LAS VEGAS — Ardently liberal, pro-labor and anti-corporate cash, the field of Democrats running for president may look like a union activist’s dream. But some key labor leaders are starting to worry about the topics dominating the 2020 conversation.
The candidates are spending too much time talking about esoteric issues like the Senate filibuster and the composition of the Supreme Court and not enough time speaking the language of workers, several union officials said. Those ideas may excite progressive activists, they said, but they risk alienating working-class voters.
“They’ve got to pay attention to kitchen table economics,” said Ted Pappageorge, president of the Las Vegas Culinary Union that represents 60,000 hotel and casino workers. “We don’t quite see that.”
Terry McGowan, president of the International Union of Operating Engineers Local 139, in Wisconsin, said many of the issues driving the 2020 primary so far are distractions.
“The people that are into politics, the people who like sideshows, they’re into that,” he said, citing the debates over reparations for slavery and immigration as examples. “The masses just want to feed their families.”
The unease may be an early warning sign for Democrats, who watched as many white, working-class voters, including many union members in key Rust Belt states, chose Donald Trump three years ago. Democrats are hoping to win back some of those voters next year, a challenge that is made harder, some argue, by labor’s struggle to build its membership and influence its rank and file. Democrats’ early messages may not help, some said.
“You see where some of the party’s being driven. It’s no secret,” said Rusty McAllister, executive secretary of the Nevada AFL-CIO.
McAllister pointed to “Medicare for all” — the health care proposal of choice for several candidates — as an example of Democrats’ not seizing on labor’s top priorities.

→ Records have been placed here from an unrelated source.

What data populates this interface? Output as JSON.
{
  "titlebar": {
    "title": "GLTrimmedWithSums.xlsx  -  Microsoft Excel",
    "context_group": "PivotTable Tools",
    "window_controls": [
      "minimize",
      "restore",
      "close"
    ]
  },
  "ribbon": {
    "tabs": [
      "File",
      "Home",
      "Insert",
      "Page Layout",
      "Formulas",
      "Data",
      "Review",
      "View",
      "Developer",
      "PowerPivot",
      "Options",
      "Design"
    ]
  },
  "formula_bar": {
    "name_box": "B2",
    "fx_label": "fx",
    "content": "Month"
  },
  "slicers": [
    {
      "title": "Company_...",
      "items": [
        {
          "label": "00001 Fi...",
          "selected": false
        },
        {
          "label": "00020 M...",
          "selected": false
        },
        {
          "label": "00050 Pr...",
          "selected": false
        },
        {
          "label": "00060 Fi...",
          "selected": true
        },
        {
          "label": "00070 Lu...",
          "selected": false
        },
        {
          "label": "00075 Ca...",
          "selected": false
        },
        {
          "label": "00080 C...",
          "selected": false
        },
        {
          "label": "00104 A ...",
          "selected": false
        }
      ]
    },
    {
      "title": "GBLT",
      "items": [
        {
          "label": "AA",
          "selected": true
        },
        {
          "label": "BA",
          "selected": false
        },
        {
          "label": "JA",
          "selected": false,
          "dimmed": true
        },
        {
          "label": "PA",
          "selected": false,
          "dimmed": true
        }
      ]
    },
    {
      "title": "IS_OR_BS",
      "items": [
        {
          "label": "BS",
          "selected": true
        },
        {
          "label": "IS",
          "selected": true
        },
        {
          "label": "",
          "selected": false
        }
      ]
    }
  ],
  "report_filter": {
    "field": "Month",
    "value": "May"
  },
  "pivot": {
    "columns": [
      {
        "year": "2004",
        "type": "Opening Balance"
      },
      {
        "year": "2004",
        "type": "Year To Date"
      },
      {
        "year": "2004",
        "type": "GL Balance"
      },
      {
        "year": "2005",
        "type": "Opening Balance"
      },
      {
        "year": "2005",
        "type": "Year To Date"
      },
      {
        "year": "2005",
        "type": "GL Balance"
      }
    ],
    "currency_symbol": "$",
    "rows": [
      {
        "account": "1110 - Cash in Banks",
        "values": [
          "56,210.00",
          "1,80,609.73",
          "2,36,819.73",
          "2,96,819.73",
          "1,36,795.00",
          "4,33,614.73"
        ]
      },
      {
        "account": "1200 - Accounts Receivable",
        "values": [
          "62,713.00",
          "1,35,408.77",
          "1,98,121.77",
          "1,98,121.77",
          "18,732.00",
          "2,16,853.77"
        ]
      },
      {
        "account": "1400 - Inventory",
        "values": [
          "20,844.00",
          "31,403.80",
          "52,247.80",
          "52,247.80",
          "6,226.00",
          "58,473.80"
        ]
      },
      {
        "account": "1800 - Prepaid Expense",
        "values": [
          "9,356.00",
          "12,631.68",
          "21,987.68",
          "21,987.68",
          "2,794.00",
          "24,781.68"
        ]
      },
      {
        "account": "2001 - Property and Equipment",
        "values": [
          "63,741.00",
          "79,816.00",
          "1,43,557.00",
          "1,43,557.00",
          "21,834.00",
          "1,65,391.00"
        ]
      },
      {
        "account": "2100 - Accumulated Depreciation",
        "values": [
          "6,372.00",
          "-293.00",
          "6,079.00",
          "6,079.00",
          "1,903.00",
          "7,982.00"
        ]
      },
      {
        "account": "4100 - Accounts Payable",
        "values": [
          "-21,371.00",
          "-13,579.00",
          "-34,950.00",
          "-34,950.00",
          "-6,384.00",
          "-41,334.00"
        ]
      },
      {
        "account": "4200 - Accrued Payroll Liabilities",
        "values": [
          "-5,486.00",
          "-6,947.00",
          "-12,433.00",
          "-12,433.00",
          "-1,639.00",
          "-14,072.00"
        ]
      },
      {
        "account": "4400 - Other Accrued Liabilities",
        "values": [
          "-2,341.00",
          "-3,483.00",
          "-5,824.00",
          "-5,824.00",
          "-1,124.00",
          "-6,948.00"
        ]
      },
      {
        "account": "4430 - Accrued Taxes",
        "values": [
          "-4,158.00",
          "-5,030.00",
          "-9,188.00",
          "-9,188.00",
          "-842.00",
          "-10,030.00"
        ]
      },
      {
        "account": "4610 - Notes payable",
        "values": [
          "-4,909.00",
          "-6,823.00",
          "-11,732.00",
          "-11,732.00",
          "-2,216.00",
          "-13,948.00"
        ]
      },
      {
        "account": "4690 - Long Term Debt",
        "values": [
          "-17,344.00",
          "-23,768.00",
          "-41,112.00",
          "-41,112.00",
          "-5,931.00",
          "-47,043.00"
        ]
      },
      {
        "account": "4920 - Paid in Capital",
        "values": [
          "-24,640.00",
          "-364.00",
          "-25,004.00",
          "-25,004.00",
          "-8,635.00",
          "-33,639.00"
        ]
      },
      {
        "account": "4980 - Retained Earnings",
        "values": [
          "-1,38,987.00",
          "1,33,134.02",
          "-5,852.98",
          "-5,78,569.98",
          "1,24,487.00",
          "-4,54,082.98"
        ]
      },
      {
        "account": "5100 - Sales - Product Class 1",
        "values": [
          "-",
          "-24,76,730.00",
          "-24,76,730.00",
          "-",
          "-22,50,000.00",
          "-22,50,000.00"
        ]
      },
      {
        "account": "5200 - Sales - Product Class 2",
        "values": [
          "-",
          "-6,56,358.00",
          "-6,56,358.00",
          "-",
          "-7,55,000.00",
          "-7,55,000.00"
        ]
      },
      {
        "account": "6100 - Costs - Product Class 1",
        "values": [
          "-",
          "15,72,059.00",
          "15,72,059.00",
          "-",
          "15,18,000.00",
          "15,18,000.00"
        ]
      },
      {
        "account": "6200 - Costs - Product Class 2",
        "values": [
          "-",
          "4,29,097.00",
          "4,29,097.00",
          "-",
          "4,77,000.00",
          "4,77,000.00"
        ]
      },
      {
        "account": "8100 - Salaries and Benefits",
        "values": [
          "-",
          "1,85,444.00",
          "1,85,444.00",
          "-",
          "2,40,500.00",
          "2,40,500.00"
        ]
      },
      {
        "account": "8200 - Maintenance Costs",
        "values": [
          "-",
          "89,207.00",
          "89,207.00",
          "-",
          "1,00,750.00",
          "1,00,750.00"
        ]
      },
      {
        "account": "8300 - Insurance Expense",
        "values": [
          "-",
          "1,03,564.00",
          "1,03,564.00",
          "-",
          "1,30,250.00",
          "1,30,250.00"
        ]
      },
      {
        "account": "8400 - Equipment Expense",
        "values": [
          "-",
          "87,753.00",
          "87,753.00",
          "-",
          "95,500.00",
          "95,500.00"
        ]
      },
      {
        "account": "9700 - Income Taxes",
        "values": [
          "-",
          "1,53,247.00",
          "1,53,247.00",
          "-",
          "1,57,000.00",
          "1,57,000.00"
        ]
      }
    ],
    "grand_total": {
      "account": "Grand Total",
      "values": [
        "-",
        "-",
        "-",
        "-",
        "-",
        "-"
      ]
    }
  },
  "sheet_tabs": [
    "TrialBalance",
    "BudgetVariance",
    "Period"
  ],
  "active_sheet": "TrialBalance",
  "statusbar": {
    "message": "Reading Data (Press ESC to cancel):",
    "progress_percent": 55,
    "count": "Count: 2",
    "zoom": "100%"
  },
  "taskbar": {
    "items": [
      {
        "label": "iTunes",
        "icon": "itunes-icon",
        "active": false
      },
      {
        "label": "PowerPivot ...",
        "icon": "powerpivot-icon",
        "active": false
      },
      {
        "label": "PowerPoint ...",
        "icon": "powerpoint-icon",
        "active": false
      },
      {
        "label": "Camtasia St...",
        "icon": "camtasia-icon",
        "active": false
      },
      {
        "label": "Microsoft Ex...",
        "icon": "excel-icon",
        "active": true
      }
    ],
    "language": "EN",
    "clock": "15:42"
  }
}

Many unions already organized and fought for private health insurance for their members. “That’s not something that I think that labor is as much focused on as some of the progressives are,” McAllister said.
Ken Broadbent, business manager of the Pittsburgh-based Steamfitters Local 449, worried that Democrats are too focused on environmental plans like the Green New Deal, a blueprint for shifting the U.S. economy away from fossil fuels, and will neglect the importance of swing state Pennsylvania’s rich natural gas deposits in creating jobs.
“Jobs is where we’ve got to keep things focused,” Broadbent said.